Curiosity eventually drove me to browse through the beautiful film photographs of lighthouses elsewhere in the world taken by my fellow lomographers. Searching and flipping through thousands of lighthouse lomographs made my heart swell with glee and wanderlust; I can hardly wait to fly, sail, and drive to another beautiful beacon beckoning for me, sitting next to a stunning seaside scenery.
Here are a handful of my postcard-worthy favorites:
I recommend playing in the background the aptly-titled song by dream pop duo Memoryhouse below as you flip through the selection above!
This article is dedicated to the multifaceted American photographer George Krause and to his series depicting funeral monuments realized between 1962 and 1963. I was able to know about this series thanks to an important essay on photography written by former Museum of Modern Art (MoMA) Director of Photography, John Szarkowski. For this tribute, I loaded my trusty Praktica camera with a roll of Ilford film and took a series of photos in the Monumental Cemetery in my city, Como. Take a look!
It was the Amazon which I had longed for my whole life. And when it was finally a set deal that I will travel to Brazil with two of my best friends for the Copa do Mundo (World Cup), we really had to start our adventure in the Amazon. I had known about this magical place deep in the rainforest. There was a lodge run by local people of indigenous background, with wooden houses that float on the water and a limited number of visitors. It was eco-tourism as how it should be. To preserve and to celebrate one of the most impressive locations I have seen so far.

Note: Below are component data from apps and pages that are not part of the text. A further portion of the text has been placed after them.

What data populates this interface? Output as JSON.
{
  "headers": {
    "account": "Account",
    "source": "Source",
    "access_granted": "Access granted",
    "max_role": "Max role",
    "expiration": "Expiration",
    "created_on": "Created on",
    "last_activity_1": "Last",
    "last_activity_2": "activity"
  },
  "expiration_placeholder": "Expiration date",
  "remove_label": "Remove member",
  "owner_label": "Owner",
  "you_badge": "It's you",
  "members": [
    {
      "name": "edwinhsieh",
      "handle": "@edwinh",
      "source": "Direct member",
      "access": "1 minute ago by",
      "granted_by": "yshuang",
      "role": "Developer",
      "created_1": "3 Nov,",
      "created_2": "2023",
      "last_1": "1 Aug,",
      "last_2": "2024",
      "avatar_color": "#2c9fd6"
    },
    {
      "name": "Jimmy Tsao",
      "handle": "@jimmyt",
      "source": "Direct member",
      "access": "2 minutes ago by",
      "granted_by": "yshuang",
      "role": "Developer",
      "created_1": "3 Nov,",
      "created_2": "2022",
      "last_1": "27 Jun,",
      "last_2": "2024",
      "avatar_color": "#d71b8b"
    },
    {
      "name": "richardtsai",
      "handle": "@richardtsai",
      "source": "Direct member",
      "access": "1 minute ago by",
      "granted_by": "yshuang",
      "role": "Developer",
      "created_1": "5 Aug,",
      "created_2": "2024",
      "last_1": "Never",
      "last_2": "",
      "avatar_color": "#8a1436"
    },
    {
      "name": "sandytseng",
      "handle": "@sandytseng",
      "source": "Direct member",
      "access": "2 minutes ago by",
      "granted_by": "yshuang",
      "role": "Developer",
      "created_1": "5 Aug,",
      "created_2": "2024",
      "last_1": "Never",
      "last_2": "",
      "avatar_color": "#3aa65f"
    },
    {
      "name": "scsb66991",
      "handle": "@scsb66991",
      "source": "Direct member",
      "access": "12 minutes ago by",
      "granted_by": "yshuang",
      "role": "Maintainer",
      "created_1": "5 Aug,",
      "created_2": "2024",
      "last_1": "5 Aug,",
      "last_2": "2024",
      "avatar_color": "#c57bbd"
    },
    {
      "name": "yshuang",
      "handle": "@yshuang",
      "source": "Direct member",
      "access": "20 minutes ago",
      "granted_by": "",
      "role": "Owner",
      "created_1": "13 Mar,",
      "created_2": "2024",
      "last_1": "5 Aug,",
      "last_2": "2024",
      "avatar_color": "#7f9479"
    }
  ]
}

Jungle, home, haven. The same words may apply to both city and nature. Though different they are linked. The city takes after the colors of flowers and animals; people mold their neighborhoods after the shapes of nature. Other similarities are accidental: the fun bit.

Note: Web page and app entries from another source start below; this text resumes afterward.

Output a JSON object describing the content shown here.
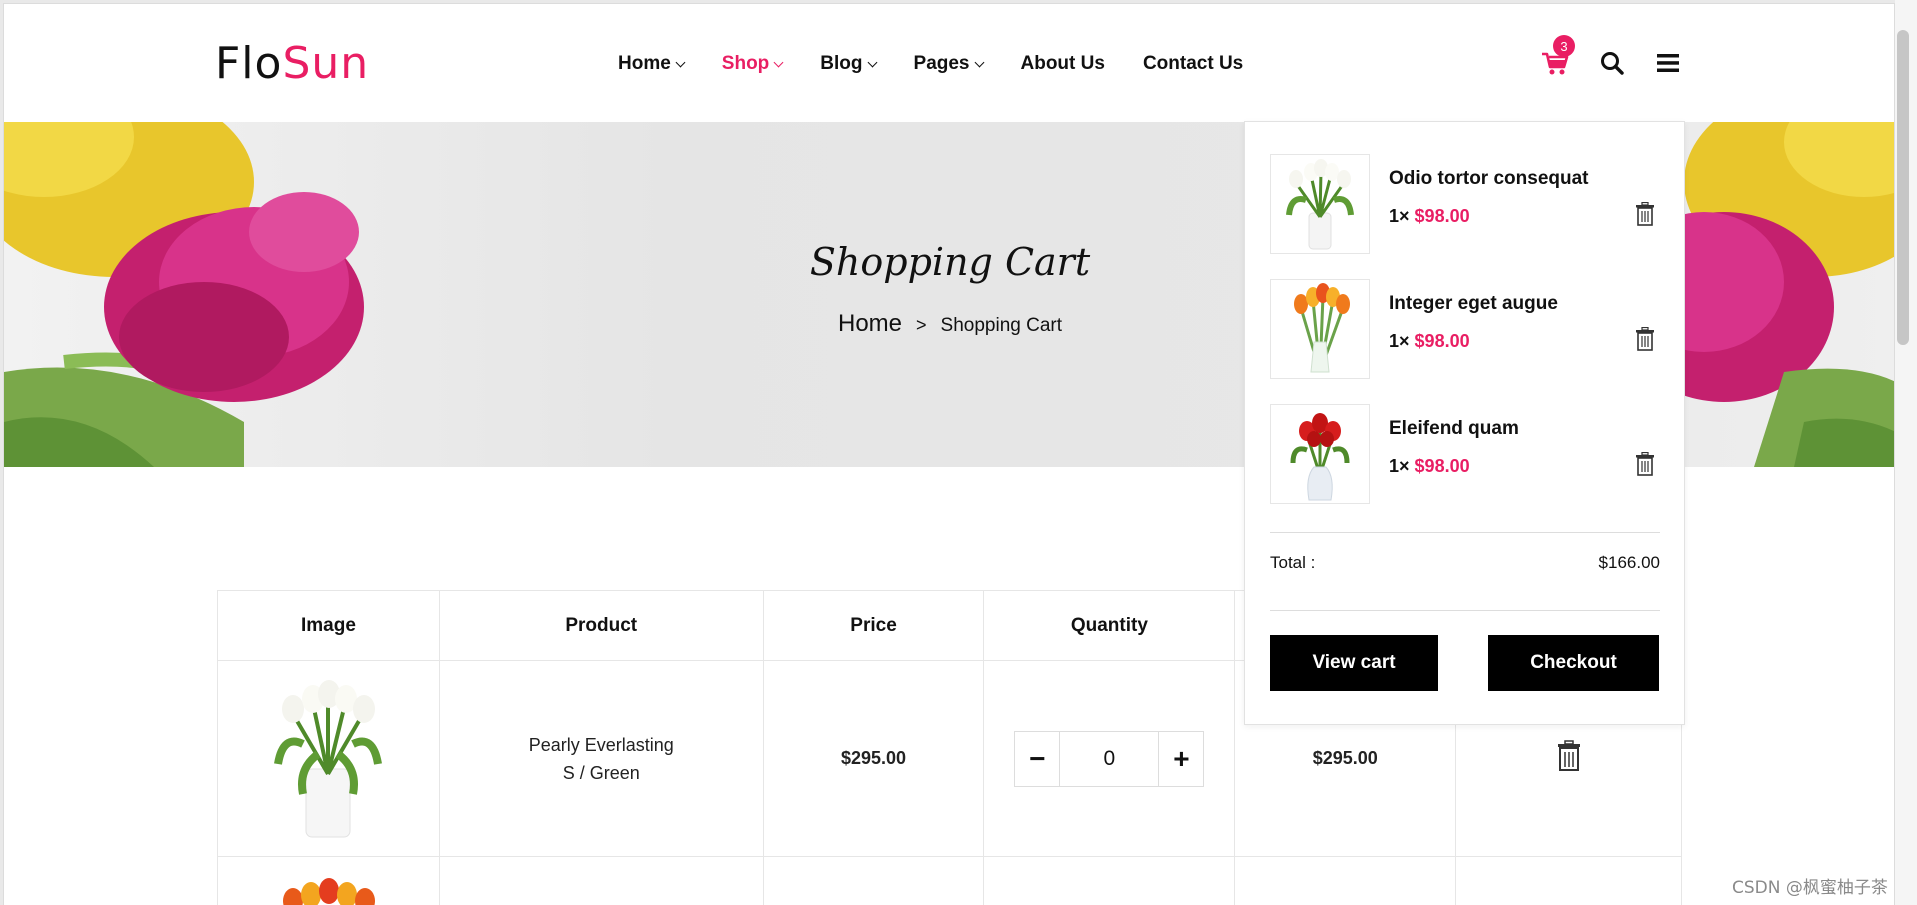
{
  "brand": {
    "part1": "Flo",
    "part2": "Sun"
  },
  "nav": {
    "items": [
      {
        "label": "Home",
        "has_dropdown": true,
        "active": false
      },
      {
        "label": "Shop",
        "has_dropdown": true,
        "active": true
      },
      {
        "label": "Blog",
        "has_dropdown": true,
        "active": false
      },
      {
        "label": "Pages",
        "has_dropdown": true,
        "active": false
      },
      {
        "label": "About Us",
        "has_dropdown": false,
        "active": false
      },
      {
        "label": "Contact Us",
        "has_dropdown": false,
        "active": false
      }
    ]
  },
  "header_icons": {
    "cart": "cart-icon",
    "cart_count": "3",
    "search": "search-icon",
    "menu": "hamburger-menu-icon"
  },
  "banner": {
    "title": "Shopping Cart",
    "breadcrumb": {
      "home": "Home",
      "separator": ">",
      "current": "Shopping Cart"
    }
  },
  "cart_table": {
    "headers": [
      "Image",
      "Product",
      "Price",
      "Quantity"
    ],
    "rows": [
      {
        "product_line1": "Pearly Everlasting",
        "product_line2": "S / Green",
        "price": "$295.00",
        "quantity": "0",
        "total": "$295.00"
      }
    ]
  },
  "mini_cart": {
    "items": [
      {
        "name": "Odio tortor consequat",
        "qty": "1×",
        "price": "$98.00"
      },
      {
        "name": "Integer eget augue",
        "qty": "1×",
        "price": "$98.00"
      },
      {
        "name": "Eleifend quam",
        "qty": "1×",
        "price": "$98.00"
      }
    ],
    "total_label": "Total :",
    "total_value": "$166.00",
    "view_cart_label": "View cart",
    "checkout_label": "Checkout"
  },
  "colors": {
    "accent": "#e91e63",
    "button_bg": "#000000"
  },
  "watermark": "CSDN @枫蜜柚子茶"
}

Bastien Bonnarme is an action and lifestyle photographer from France. He took several Lomography cameras such as the LC-A 120, the Supersampler, as well as the Lomography Petzval 85 Art lens during this year's surf challenge.
Ouagadougou is the capital of Burkina Faso. 1.6 million people live there when 20 years ago there were only 700,000; that is to say, the incredibly quick growth and the stunning density in this city shows today.
Armed with disposable cameras, a number of people affected by homelessness in London trooped out in the streets and captured life from their individual perspectives. That was in July; now, 13 photographs have been selected via public vote and will be featured on the upcoming calendar by Cafe Art, an initiative that "[showcases] artwork created by people affected by homelessness or are socially vulnerable."
UK based Dutch Uncles released their fourth album titled “O Shudder” earlier this year. The band is composed of Pete Broadhead on guitar,
Andy Proudfoot on drums, Robin Richards on bass guitar, and Duncan Wallis on lead vocals and piano. They've been busy on tour and have been playing in various festivals around the UK, and documented these experiences with an LC-A camera.